Task goal:
I would like the listing below retyped exactly, line by line.
(Beginning of Supplied material)
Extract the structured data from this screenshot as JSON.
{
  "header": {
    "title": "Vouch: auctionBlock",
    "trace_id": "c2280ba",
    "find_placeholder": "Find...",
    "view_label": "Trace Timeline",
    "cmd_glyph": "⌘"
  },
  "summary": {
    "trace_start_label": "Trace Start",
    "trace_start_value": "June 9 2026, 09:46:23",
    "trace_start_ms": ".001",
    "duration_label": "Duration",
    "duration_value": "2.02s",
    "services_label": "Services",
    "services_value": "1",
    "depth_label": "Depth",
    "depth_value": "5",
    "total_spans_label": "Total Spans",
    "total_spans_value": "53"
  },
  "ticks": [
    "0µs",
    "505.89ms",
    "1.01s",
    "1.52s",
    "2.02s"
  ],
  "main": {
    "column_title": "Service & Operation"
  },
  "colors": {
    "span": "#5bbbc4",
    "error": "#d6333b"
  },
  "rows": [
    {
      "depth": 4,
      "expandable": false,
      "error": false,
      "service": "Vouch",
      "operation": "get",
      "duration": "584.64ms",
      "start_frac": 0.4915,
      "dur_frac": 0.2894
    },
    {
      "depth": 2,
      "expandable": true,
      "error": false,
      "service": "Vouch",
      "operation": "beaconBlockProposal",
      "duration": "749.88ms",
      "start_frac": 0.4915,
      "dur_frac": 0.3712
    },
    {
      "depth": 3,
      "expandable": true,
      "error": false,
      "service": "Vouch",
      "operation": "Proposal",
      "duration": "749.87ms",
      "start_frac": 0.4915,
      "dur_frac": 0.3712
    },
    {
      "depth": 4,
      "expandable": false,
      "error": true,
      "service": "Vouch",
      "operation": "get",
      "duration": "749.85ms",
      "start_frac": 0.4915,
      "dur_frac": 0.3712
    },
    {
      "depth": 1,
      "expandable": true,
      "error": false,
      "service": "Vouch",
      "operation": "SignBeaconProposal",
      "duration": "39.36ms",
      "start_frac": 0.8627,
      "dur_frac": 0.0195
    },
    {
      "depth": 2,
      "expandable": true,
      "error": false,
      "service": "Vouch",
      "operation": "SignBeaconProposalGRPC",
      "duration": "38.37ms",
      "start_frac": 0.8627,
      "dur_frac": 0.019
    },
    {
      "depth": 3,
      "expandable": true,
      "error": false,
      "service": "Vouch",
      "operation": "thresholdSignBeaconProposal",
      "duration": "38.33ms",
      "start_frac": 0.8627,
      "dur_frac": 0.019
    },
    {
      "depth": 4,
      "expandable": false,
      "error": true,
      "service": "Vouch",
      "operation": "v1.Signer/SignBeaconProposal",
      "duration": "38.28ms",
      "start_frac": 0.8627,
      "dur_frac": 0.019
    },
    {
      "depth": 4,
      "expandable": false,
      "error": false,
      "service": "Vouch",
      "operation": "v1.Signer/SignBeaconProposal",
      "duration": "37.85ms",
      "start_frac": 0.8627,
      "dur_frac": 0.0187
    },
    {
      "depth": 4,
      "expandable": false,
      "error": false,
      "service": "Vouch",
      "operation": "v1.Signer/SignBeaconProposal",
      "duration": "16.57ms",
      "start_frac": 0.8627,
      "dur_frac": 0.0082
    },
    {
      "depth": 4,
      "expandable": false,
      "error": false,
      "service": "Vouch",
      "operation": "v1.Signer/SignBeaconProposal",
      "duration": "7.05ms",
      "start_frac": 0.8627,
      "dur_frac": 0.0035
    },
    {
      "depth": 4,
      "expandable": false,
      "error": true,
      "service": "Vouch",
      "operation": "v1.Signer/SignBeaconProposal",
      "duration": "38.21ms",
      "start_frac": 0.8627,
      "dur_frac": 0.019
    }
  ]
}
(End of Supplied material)
The answer:
Extract the structured data from this screenshot as JSON.
{
  "header": {
    "title": "Vouch: auctionBlock",
    "trace_id": "c2280ba",
    "find_placeholder": "Find...",
    "view_label": "Trace Timeline",
    "cmd_glyph": "⌘"
  },
  "summary": {
    "trace_start_label": "Trace Start",
    "trace_start_value": "June 9 2026, 09:46:23",
    "trace_start_ms": ".001",
    "duration_label": "Duration",
    "duration_value": "2.02s",
    "services_label": "Services",
    "services_value": "1",
    "depth_label": "Depth",
    "depth_value": "5",
    "total_spans_label": "Total Spans",
    "total_spans_value": "53"
  },
  "ticks": [
    "0µs",
    "505.89ms",
    "1.01s",
    "1.52s",
    "2.02s"
  ],
  "main": {
    "column_title": "Service & Operation"
  },
  "colors": {
    "span": "#5bbbc4",
    "error": "#d6333b"
  },
  "rows": [
    {
      "depth": 4,
      "expandable": false,
      "error": false,
      "service": "Vouch",
      "operation": "get",
      "duration": "584.64ms",
      "start_frac": 0.4915,
      "dur_frac": 0.2894
    },
    {
      "depth": 2,
      "expandable": true,
      "error": false,
      "service": "Vouch",
      "operation": "beaconBlockProposal",
      "duration": "749.88ms",
      "start_frac": 0.4915,
      "dur_frac": 0.3712
    },
    {
      "depth": 3,
      "expandable": true,
      "error": false,
      "service": "Vouch",
      "operation": "Proposal",
      "duration": "749.87ms",
      "start_frac": 0.4915,
      "dur_frac": 0.3712
    },
    {
      "depth": 4,
      "expandable": false,
      "error": true,
      "service": "Vouch",
      "operation": "get",
      "duration": "749.85ms",
      "start_frac": 0.4915,
      "dur_frac": 0.3712
    },
    {
      "depth": 1,
      "expandable": true,
      "error": false,
      "service": "Vouch",
      "operation": "SignBeaconProposal",
      "duration": "39.36ms",
      "start_frac": 0.8627,
      "dur_frac": 0.0195
    },
    {
      "depth": 2,
      "expandable": true,
      "error": false,
      "service": "Vouch",
      "operation": "SignBeaconProposalGRPC",
      "duration": "38.37ms",
      "start_frac": 0.8627,
      "dur_frac": 0.019
    },
    {
      "depth": 3,
      "expandable": true,
      "error": false,
      "service": "Vouch",
      "operation": "thresholdSignBeaconProposal",
      "duration": "38.33ms",
      "start_frac": 0.8627,
      "dur_frac": 0.019
    },
    {
      "depth": 4,
      "expandable": false,
      "error": true,
      "service": "Vouch",
      "operation": "v1.Signer/SignBeaconProposal",
      "duration": "38.28ms",
      "start_frac": 0.8627,
      "dur_frac": 0.019
    },
    {
      "depth": 4,
      "expandable": false,
      "error": false,
      "service": "Vouch",
      "operation": "v1.Signer/SignBeaconProposal",
      "duration": "37.85ms",
      "start_frac": 0.8627,
      "dur_frac": 0.0187
    },
    {
      "depth": 4,
      "expandable": false,
      "error": false,
      "service": "Vouch",
      "operation": "v1.Signer/SignBeaconProposal",
      "duration": "16.57ms",
      "start_frac": 0.8627,
      "dur_frac": 0.0082
    },
    {
      "depth": 4,
      "expandable": false,
      "error": false,
      "service": "Vouch",
      "operation": "v1.Signer/SignBeaconProposal",
      "duration": "7.05ms",
      "start_frac": 0.8627,
      "dur_frac": 0.0035
    },
    {
      "depth": 4,
      "expandable": false,
      "error": true,
      "service": "Vouch",
      "operation": "v1.Signer/SignBeaconProposal",
      "duration": "38.21ms",
      "start_frac": 0.8627,
      "dur_frac": 0.019
    }
  ]
}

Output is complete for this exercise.